**Exercise goal**
An accurate, complete copy of the records below is required.

**Records from a data source**
────────────────────────────────────────

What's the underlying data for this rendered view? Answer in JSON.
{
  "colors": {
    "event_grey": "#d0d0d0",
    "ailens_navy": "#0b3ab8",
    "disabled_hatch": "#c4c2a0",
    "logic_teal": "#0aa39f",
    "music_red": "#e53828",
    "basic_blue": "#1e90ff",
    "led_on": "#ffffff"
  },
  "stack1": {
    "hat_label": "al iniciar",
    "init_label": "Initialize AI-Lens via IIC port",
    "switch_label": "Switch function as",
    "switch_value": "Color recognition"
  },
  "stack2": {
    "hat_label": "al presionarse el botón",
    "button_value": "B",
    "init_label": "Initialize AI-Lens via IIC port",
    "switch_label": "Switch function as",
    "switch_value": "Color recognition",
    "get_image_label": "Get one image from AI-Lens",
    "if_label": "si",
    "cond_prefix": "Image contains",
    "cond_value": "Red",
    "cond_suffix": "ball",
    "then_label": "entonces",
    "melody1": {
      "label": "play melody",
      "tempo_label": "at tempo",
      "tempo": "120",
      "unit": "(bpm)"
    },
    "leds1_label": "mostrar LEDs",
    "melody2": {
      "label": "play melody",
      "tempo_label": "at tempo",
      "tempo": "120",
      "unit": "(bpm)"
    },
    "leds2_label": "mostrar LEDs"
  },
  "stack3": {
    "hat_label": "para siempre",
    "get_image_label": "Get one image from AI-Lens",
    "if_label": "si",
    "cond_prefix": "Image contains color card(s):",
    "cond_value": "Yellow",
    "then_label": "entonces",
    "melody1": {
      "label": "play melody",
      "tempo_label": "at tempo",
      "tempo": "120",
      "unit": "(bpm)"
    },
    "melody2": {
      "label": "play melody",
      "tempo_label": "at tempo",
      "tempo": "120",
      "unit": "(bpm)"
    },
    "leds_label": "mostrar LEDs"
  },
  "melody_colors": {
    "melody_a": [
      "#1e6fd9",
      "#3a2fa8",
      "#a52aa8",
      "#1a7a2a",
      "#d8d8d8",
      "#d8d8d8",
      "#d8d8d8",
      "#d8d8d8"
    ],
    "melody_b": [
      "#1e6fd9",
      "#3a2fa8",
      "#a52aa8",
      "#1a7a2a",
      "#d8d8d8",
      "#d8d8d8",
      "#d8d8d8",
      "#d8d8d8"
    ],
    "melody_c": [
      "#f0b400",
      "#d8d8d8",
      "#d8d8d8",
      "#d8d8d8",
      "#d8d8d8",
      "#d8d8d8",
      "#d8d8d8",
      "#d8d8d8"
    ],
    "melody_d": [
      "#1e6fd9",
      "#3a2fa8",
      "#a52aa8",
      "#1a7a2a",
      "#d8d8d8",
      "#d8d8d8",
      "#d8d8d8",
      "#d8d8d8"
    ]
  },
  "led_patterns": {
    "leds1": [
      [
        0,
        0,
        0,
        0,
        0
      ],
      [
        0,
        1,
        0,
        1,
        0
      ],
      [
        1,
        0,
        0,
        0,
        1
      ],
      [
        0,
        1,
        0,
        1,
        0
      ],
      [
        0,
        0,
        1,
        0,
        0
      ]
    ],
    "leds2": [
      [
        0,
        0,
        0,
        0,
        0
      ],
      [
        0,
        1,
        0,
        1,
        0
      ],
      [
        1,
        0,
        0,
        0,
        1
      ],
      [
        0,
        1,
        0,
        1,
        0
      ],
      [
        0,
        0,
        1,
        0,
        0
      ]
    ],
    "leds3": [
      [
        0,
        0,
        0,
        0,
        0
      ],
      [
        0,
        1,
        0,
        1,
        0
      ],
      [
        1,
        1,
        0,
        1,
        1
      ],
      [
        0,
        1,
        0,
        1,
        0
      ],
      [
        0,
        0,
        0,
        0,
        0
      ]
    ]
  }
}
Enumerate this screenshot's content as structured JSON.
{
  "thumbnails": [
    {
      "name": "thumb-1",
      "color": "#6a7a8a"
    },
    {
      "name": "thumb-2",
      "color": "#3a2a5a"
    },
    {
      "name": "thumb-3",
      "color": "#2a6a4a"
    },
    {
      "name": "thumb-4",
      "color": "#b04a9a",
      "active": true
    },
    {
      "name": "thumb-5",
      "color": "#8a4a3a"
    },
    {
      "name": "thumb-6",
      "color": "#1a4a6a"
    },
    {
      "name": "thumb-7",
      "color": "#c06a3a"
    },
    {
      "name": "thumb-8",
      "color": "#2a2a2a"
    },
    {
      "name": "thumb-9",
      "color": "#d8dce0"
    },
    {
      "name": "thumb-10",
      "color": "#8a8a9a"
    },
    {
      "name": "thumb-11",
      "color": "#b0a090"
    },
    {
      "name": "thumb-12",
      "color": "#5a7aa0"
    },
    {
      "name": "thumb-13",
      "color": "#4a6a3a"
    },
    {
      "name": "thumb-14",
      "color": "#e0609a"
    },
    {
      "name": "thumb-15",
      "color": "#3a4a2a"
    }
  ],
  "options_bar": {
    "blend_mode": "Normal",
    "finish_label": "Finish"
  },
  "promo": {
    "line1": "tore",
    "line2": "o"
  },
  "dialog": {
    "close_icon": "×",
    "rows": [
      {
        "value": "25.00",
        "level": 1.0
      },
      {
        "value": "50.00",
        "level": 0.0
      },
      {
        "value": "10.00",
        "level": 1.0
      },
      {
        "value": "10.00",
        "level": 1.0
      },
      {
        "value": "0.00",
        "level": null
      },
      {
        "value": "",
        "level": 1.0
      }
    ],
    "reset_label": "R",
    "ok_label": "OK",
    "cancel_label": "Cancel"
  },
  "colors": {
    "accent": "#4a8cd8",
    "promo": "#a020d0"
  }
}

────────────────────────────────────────

**Result of this exercise**
What's the underlying data for this rendered view? Answer in JSON.
{
  "colors": {
    "event_grey": "#d0d0d0",
    "ailens_navy": "#0b3ab8",
    "disabled_hatch": "#c4c2a0",
    "logic_teal": "#0aa39f",
    "music_red": "#e53828",
    "basic_blue": "#1e90ff",
    "led_on": "#ffffff"
  },
  "stack1": {
    "hat_label": "al iniciar",
    "init_label": "Initialize AI-Lens via IIC port",
    "switch_label": "Switch function as",
    "switch_value": "Color recognition"
  },
  "stack2": {
    "hat_label": "al presionarse el botón",
    "button_value": "B",
    "init_label": "Initialize AI-Lens via IIC port",
    "switch_label": "Switch function as",
    "switch_value": "Color recognition",
    "get_image_label": "Get one image from AI-Lens",
    "if_label": "si",
    "cond_prefix": "Image contains",
    "cond_value": "Red",
    "cond_suffix": "ball",
    "then_label": "entonces",
    "melody1": {
      "label": "play melody",
      "tempo_label": "at tempo",
      "tempo": "120",
      "unit": "(bpm)"
    },
    "leds1_label": "mostrar LEDs",
    "melody2": {
      "label": "play melody",
      "tempo_label": "at tempo",
      "tempo": "120",
      "unit": "(bpm)"
    },
    "leds2_label": "mostrar LEDs"
  },
  "stack3": {
    "hat_label": "para siempre",
    "get_image_label": "Get one image from AI-Lens",
    "if_label": "si",
    "cond_prefix": "Image contains color card(s):",
    "cond_value": "Yellow",
    "then_label": "entonces",
    "melody1": {
      "label": "play melody",
      "tempo_label": "at tempo",
      "tempo": "120",
      "unit": "(bpm)"
    },
    "melody2": {
      "label": "play melody",
      "tempo_label": "at tempo",
      "tempo": "120",
      "unit": "(bpm)"
    },
    "leds_label": "mostrar LEDs"
  },
  "melody_colors": {
    "melody_a": [
      "#1e6fd9",
      "#3a2fa8",
      "#a52aa8",
      "#1a7a2a",
      "#d8d8d8",
      "#d8d8d8",
      "#d8d8d8",
      "#d8d8d8"
    ],
    "melody_b": [
      "#1e6fd9",
      "#3a2fa8",
      "#a52aa8",
      "#1a7a2a",
      "#d8d8d8",
      "#d8d8d8",
      "#d8d8d8",
      "#d8d8d8"
    ],
    "melody_c": [
      "#f0b400",
      "#d8d8d8",
      "#d8d8d8",
      "#d8d8d8",
      "#d8d8d8",
      "#d8d8d8",
      "#d8d8d8",
      "#d8d8d8"
    ],
    "melody_d": [
      "#1e6fd9",
      "#3a2fa8",
      "#a52aa8",
      "#1a7a2a",
      "#d8d8d8",
      "#d8d8d8",
      "#d8d8d8",
      "#d8d8d8"
    ]
  },
  "led_patterns": {
    "leds1": [
      [
        0,
        0,
        0,
        0,
        0
      ],
      [
        0,
        1,
        0,
        1,
        0
      ],
      [
        1,
        0,
        0,
        0,
        1
      ],
      [
        0,
        1,
        0,
        1,
        0
      ],
      [
        0,
        0,
        1,
        0,
        0
      ]
    ],
    "leds2": [
      [
        0,
        0,
        0,
        0,
        0
      ],
      [
        0,
        1,
        0,
        1,
        0
      ],
      [
        1,
        0,
        0,
        0,
        1
      ],
      [
        0,
        1,
        0,
        1,
        0
      ],
      [
        0,
        0,
        1,
        0,
        0
      ]
    ],
    "leds3": [
      [
        0,
        0,
        0,
        0,
        0
      ],
      [
        0,
        1,
        0,
        1,
        0
      ],
      [
        1,
        1,
        0,
        1,
        1
      ],
      [
        0,
        1,
        0,
        1,
        0
      ],
      [
        0,
        0,
        0,
        0,
        0
      ]
    ]
  }
}
Enumerate this screenshot's content as structured JSON.
{
  "thumbnails": [
    {
      "name": "thumb-1",
      "color": "#6a7a8a"
    },
    {
      "name": "thumb-2",
      "color": "#3a2a5a"
    },
    {
      "name": "thumb-3",
      "color": "#2a6a4a"
    },
    {
      "name": "thumb-4",
      "color": "#b04a9a",
      "active": true
    },
    {
      "name": "thumb-5",
      "color": "#8a4a3a"
    },
    {
      "name": "thumb-6",
      "color": "#1a4a6a"
    },
    {
      "name": "thumb-7",
      "color": "#c06a3a"
    },
    {
      "name": "thumb-8",
      "color": "#2a2a2a"
    },
    {
      "name": "thumb-9",
      "color": "#d8dce0"
    },
    {
      "name": "thumb-10",
      "color": "#8a8a9a"
    },
    {
      "name": "thumb-11",
      "color": "#b0a090"
    },
    {
      "name": "thumb-12",
      "color": "#5a7aa0"
    },
    {
      "name": "thumb-13",
      "color": "#4a6a3a"
    },
    {
      "name": "thumb-14",
      "color": "#e0609a"
    },
    {
      "name": "thumb-15",
      "color": "#3a4a2a"
    }
  ],
  "options_bar": {
    "blend_mode": "Normal",
    "finish_label": "Finish"
  },
  "promo": {
    "line1": "tore",
    "line2": "o"
  },
  "dialog": {
    "close_icon": "×",
    "rows": [
      {
        "value": "25.00",
        "level": 1.0
      },
      {
        "value": "50.00",
        "level": 0.0
      },
      {
        "value": "10.00",
        "level": 1.0
      },
      {
        "value": "10.00",
        "level": 1.0
      },
      {
        "value": "0.00",
        "level": null
      },
      {
        "value": "",
        "level": 1.0
      }
    ],
    "reset_label": "R",
    "ok_label": "OK",
    "cancel_label": "Cancel"
  },
  "colors": {
    "accent": "#4a8cd8",
    "promo": "#a020d0"
  }
}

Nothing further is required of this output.